### Provided entries
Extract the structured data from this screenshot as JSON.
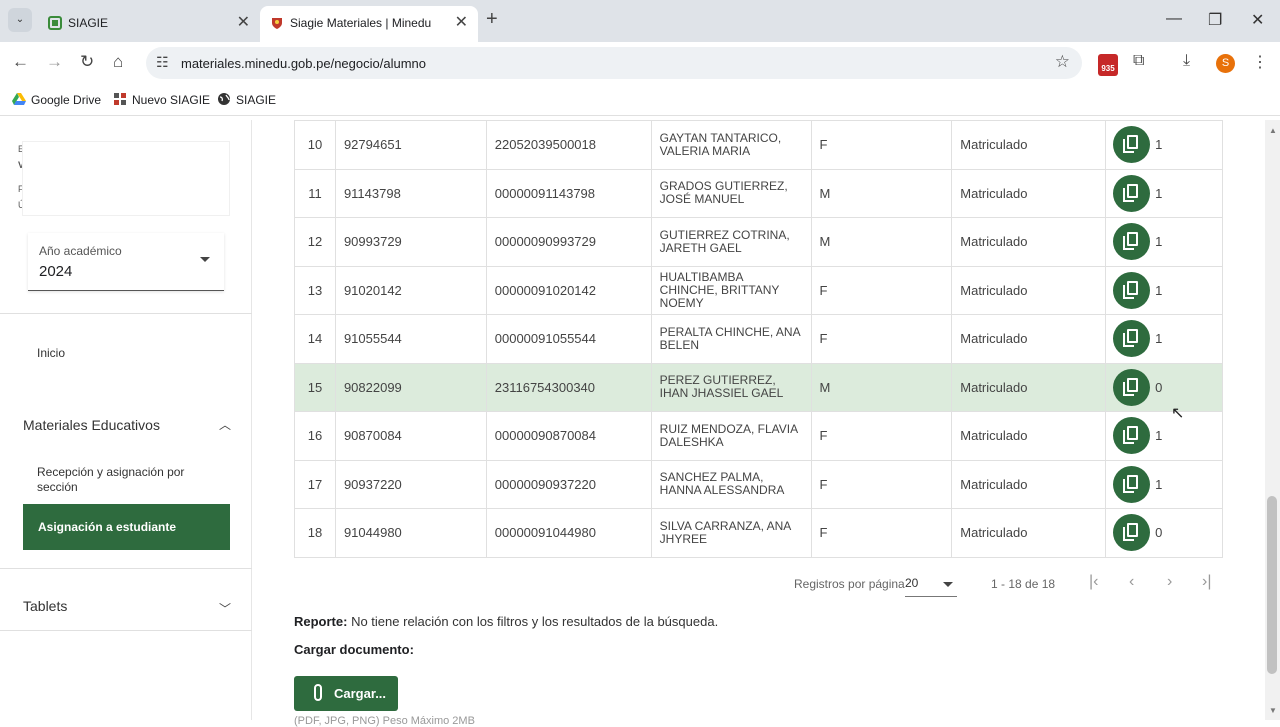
{
  "browser": {
    "tabs": [
      {
        "title": "SIAGIE",
        "active": false
      },
      {
        "title": "Siagie Materiales | Minedu",
        "active": true
      }
    ],
    "url": "materiales.minedu.gob.pe/negocio/alumno",
    "extension_badge": "935",
    "profile_initial": "S",
    "bookmarks": [
      "Google Drive",
      "Nuevo SIAGIE",
      "SIAGIE"
    ]
  },
  "sidebar": {
    "year_label": "Año académico",
    "year_value": "2024",
    "inicio": "Inicio",
    "materiales_group": "Materiales Educativos",
    "recepcion": "Recepción y asignación por sección",
    "asignacion_active": "Asignación a estudiante",
    "tablets_group": "Tablets"
  },
  "table": {
    "rows": [
      {
        "n": "10",
        "dni": "92794651",
        "codigo": "22052039500018",
        "nombre": "GAYTAN TANTARICO, VALERIA MARIA",
        "sexo": "F",
        "estado": "Matriculado",
        "count": "1"
      },
      {
        "n": "11",
        "dni": "91143798",
        "codigo": "00000091143798",
        "nombre": "GRADOS GUTIERREZ, JOSÉ MANUEL",
        "sexo": "M",
        "estado": "Matriculado",
        "count": "1"
      },
      {
        "n": "12",
        "dni": "90993729",
        "codigo": "00000090993729",
        "nombre": "GUTIERREZ COTRINA, JARETH GAEL",
        "sexo": "M",
        "estado": "Matriculado",
        "count": "1"
      },
      {
        "n": "13",
        "dni": "91020142",
        "codigo": "00000091020142",
        "nombre": "HUALTIBAMBA CHINCHE, BRITTANY NOEMY",
        "sexo": "F",
        "estado": "Matriculado",
        "count": "1"
      },
      {
        "n": "14",
        "dni": "91055544",
        "codigo": "00000091055544",
        "nombre": "PERALTA CHINCHE, ANA BELEN",
        "sexo": "F",
        "estado": "Matriculado",
        "count": "1"
      },
      {
        "n": "15",
        "dni": "90822099",
        "codigo": "23116754300340",
        "nombre": "PEREZ GUTIERREZ, IHAN JHASSIEL GAEL",
        "sexo": "M",
        "estado": "Matriculado",
        "count": "0"
      },
      {
        "n": "16",
        "dni": "90870084",
        "codigo": "00000090870084",
        "nombre": "RUIZ MENDOZA, FLAVIA DALESHKA",
        "sexo": "F",
        "estado": "Matriculado",
        "count": "1"
      },
      {
        "n": "17",
        "dni": "90937220",
        "codigo": "00000090937220",
        "nombre": "SANCHEZ PALMA, HANNA ALESSANDRA",
        "sexo": "F",
        "estado": "Matriculado",
        "count": "1"
      },
      {
        "n": "18",
        "dni": "91044980",
        "codigo": "00000091044980",
        "nombre": "SILVA CARRANZA, ANA JHYREE",
        "sexo": "F",
        "estado": "Matriculado",
        "count": "0"
      }
    ]
  },
  "pagination": {
    "label": "Registros por página",
    "per_page": "20",
    "range": "1 - 18 de 18"
  },
  "report": {
    "label": "Reporte:",
    "text": "No tiene relación con los filtros y los resultados de la búsqueda."
  },
  "upload": {
    "title": "Cargar documento:",
    "button": "Cargar...",
    "hint": "(PDF, JPG, PNG) Peso Máximo 2MB"
  },
  "colors": {
    "accent": "#2e6b3e",
    "highlight_row": "#dcebdc"
  }
}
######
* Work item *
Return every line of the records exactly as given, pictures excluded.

* Task answer *
Extract the structured data from this screenshot as JSON.
{
  "browser": {
    "tabs": [
      {
        "title": "SIAGIE",
        "active": false
      },
      {
        "title": "Siagie Materiales | Minedu",
        "active": true
      }
    ],
    "url": "materiales.minedu.gob.pe/negocio/alumno",
    "extension_badge": "935",
    "profile_initial": "S",
    "bookmarks": [
      "Google Drive",
      "Nuevo SIAGIE",
      "SIAGIE"
    ]
  },
  "sidebar": {
    "year_label": "Año académico",
    "year_value": "2024",
    "inicio": "Inicio",
    "materiales_group": "Materiales Educativos",
    "recepcion": "Recepción y asignación por sección",
    "asignacion_active": "Asignación a estudiante",
    "tablets_group": "Tablets"
  },
  "table": {
    "rows": [
      {
        "n": "10",
        "dni": "92794651",
        "codigo": "22052039500018",
        "nombre": "GAYTAN TANTARICO, VALERIA MARIA",
        "sexo": "F",
        "estado": "Matriculado",
        "count": "1"
      },
      {
        "n": "11",
        "dni": "91143798",
        "codigo": "00000091143798",
        "nombre": "GRADOS GUTIERREZ, JOSÉ MANUEL",
        "sexo": "M",
        "estado": "Matriculado",
        "count": "1"
      },
      {
        "n": "12",
        "dni": "90993729",
        "codigo": "00000090993729",
        "nombre": "GUTIERREZ COTRINA, JARETH GAEL",
        "sexo": "M",
        "estado": "Matriculado",
        "count": "1"
      },
      {
        "n": "13",
        "dni": "91020142",
        "codigo": "00000091020142",
        "nombre": "HUALTIBAMBA CHINCHE, BRITTANY NOEMY",
        "sexo": "F",
        "estado": "Matriculado",
        "count": "1"
      },
      {
        "n": "14",
        "dni": "91055544",
        "codigo": "00000091055544",
        "nombre": "PERALTA CHINCHE, ANA BELEN",
        "sexo": "F",
        "estado": "Matriculado",
        "count": "1"
      },
      {
        "n": "15",
        "dni": "90822099",
        "codigo": "23116754300340",
        "nombre": "PEREZ GUTIERREZ, IHAN JHASSIEL GAEL",
        "sexo": "M",
        "estado": "Matriculado",
        "count": "0"
      },
      {
        "n": "16",
        "dni": "90870084",
        "codigo": "00000090870084",
        "nombre": "RUIZ MENDOZA, FLAVIA DALESHKA",
        "sexo": "F",
        "estado": "Matriculado",
        "count": "1"
      },
      {
        "n": "17",
        "dni": "90937220",
        "codigo": "00000090937220",
        "nombre": "SANCHEZ PALMA, HANNA ALESSANDRA",
        "sexo": "F",
        "estado": "Matriculado",
        "count": "1"
      },
      {
        "n": "18",
        "dni": "91044980",
        "codigo": "00000091044980",
        "nombre": "SILVA CARRANZA, ANA JHYREE",
        "sexo": "F",
        "estado": "Matriculado",
        "count": "0"
      }
    ]
  },
  "pagination": {
    "label": "Registros por página",
    "per_page": "20",
    "range": "1 - 18 de 18"
  },
  "report": {
    "label": "Reporte:",
    "text": "No tiene relación con los filtros y los resultados de la búsqueda."
  },
  "upload": {
    "title": "Cargar documento:",
    "button": "Cargar...",
    "hint": "(PDF, JPG, PNG) Peso Máximo 2MB"
  },
  "colors": {
    "accent": "#2e6b3e",
    "highlight_row": "#dcebdc"
  }
}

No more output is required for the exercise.